On Monday, President Trump proposed a budget that would slash spending on Medicare, Medicaid, food stamps, transportation and other essential government services, all while increasing the federal deficit.
Mr. Trump’s 2019 budget, combined with the tax cuts Republicans passed last year, would amount to one of the greatest transfers of wealth from the poor to the rich in generations. It would also charge trillions of dollars in new debt to the account of future Americans. It’s a plan that could please only far-right ideologues who want to dissolve nearly every part of the federal government, save the military.
The proposal would raise military spending by 14.1 percent while cutting funding for the State Department — the agency that has a mandate to resolve problems without going to war — by 26.9 percent. It would cut the Department of Health and Human Services by 20.3 percent and the Department of Education by 10.5 percent. It calls for (yet again) the repeal of the Affordable Care Act and proposes cutting food stamps by $213 billion, or around 30 percent, over 10 years. Medicare and Medicaid, which benefit one-third of Americans, are targeted for cuts of hundreds of billions of dollars.
If Congress adopted Mr. Trump’s proposal, millions of people would stand to lose health insurance, subsidized food, low-cost housing and other benefits. The result would be to greatly increase poverty and hunger in America.
This is surely not what most of Mr. Trump’s working-class supporters imagined during the primary and general election campaigns. In May 2015, Candidate Trump tweeted, “I was the first & only potential GOP candidate to state there will be no cuts to Social Security, Medicare & Medicaid.” And in an April 2016 ad that ran in Pennsylvania he promised to “save Social Security and Medicare without cuts.”
But wait, there’s more. Another of Mr. Trump’s promises was to build the “gleaming new roads, bridges, highways, railways and waterways all across our land,” a promise that he referred to as recently as his State of the Union address in January. Yet his budget recommends slashing funding for Amtrak and grant programs that help local and state governments pay for highway and transit projects. Over all, the administration wants to reduce the Department of Transportation’s budget by nearly a fifth. The budget would also effectively cut the Highway Trust Fund by $122 billion over a decade.
No doubt Mr. Trump will claim he is still serious about infrastructure by pointing to a separate infrastructure proposal he announced on Monday. In that document, the administration says it will bolster investment by $1.5 trillion over 10 years. But the math simply doesn’t add up. The White House suggests that the federal government would put up only $200 billion, which would be enough to get state and local governments and the private sector to supply the rest of the money. But where would most cities and states find those funds? Already strapped, many will struggle to raise new tax revenue, because the Republican tax law limited the deductibility of state and local taxes. The private sector might be interested, but only in projects like toll roads that produce a steady and rich source of income.

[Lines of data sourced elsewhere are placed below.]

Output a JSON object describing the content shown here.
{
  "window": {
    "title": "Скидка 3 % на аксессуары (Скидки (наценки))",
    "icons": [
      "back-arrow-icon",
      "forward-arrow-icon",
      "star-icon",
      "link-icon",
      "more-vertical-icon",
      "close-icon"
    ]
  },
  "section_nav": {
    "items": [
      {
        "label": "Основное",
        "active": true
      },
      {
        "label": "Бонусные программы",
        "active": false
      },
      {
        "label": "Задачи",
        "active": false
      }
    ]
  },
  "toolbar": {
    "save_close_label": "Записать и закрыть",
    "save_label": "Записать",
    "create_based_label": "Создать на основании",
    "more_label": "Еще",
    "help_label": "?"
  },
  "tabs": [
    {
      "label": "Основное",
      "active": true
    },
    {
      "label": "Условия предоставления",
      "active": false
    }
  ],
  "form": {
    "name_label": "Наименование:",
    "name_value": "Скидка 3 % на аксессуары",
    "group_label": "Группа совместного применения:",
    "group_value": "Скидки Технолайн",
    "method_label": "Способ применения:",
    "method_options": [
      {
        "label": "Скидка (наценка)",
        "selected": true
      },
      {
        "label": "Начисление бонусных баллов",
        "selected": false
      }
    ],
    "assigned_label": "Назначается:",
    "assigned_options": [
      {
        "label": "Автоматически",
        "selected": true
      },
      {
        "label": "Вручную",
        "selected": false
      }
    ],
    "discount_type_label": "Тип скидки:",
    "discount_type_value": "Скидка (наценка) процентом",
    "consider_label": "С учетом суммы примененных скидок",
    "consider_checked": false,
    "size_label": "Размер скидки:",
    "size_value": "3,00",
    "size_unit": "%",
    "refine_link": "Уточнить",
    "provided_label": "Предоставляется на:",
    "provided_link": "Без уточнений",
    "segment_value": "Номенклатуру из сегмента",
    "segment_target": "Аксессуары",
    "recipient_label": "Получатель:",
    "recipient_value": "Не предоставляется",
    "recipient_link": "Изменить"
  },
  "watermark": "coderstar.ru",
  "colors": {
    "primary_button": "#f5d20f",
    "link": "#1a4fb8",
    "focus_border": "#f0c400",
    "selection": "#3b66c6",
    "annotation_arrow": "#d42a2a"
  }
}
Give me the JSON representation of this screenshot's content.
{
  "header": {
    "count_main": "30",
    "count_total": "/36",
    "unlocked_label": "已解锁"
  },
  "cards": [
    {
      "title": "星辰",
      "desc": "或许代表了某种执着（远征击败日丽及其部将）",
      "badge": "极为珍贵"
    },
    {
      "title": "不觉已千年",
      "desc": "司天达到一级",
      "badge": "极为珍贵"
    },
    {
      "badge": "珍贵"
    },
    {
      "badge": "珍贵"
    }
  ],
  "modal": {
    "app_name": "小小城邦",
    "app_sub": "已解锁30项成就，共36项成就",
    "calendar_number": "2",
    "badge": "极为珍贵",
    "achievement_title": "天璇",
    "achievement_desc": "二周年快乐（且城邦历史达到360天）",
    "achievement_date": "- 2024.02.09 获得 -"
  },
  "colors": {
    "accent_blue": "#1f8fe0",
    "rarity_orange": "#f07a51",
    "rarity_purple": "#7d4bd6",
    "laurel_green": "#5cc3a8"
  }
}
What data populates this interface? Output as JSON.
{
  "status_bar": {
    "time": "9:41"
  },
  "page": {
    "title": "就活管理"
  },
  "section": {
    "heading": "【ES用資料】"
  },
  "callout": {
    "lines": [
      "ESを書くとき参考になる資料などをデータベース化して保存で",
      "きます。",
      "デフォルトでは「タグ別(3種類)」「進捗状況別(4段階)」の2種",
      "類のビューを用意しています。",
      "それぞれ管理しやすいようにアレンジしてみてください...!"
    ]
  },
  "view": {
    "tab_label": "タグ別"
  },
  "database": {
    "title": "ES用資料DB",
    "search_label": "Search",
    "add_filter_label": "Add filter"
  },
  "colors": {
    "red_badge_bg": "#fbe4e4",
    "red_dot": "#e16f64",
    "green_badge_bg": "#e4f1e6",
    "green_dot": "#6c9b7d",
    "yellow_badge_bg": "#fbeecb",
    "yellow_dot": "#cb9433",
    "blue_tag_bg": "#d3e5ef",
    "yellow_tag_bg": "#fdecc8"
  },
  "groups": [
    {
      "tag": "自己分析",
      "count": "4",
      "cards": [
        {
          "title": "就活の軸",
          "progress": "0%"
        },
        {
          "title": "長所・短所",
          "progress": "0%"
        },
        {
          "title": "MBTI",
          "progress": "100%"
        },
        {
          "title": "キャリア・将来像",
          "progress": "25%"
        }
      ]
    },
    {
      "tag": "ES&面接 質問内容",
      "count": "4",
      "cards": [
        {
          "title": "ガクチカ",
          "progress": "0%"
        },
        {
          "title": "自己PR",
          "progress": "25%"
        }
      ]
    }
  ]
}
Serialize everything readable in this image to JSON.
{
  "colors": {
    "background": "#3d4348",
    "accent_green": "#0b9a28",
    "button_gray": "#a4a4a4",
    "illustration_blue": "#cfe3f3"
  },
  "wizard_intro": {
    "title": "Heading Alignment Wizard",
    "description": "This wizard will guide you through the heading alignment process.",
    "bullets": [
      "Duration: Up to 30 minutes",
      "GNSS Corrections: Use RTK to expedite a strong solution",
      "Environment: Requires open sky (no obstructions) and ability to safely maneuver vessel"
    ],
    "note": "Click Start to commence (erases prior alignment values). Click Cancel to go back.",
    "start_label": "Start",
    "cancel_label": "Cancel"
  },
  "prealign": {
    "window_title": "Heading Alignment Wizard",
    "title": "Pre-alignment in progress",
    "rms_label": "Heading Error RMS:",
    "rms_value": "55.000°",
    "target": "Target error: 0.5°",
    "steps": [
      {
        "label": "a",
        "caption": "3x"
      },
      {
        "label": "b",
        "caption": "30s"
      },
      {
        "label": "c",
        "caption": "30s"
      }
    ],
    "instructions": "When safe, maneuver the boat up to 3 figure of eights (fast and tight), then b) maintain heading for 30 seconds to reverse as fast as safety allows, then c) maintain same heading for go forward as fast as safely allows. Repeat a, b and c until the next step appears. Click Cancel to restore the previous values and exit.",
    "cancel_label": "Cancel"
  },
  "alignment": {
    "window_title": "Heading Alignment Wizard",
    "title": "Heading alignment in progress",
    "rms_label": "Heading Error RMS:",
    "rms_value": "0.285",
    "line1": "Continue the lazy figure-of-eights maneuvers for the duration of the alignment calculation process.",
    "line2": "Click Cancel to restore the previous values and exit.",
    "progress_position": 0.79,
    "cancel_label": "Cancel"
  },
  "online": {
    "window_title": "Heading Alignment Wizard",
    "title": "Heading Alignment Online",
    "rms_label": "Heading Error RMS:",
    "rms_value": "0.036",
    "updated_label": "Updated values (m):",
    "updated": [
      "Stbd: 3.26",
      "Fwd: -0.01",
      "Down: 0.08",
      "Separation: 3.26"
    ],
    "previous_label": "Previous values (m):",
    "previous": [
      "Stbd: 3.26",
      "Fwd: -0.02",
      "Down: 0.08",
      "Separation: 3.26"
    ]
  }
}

It will be tempting for some to dismiss Mr. Trump’s budget as a marketing stunt by his budget director, Mick Mulvaney, who was earlier a Tea Party zealot in Congress. After all, Congress last week passed, and Mr. Trump signed, a two-year bipartisan budget that authorizes a significant increase in domestic, as well as military, spending.
But presidential budgets are statements of principles. They tend to reveal how administrations will try to change policy and funding levels when Congress comes up with detailed appropriations bills for individual departments. With this budget, the Trump administration is giving notice that it will do everything it can to torpedo the bipartisan budget deal, regardless of the needs of millions of Americans."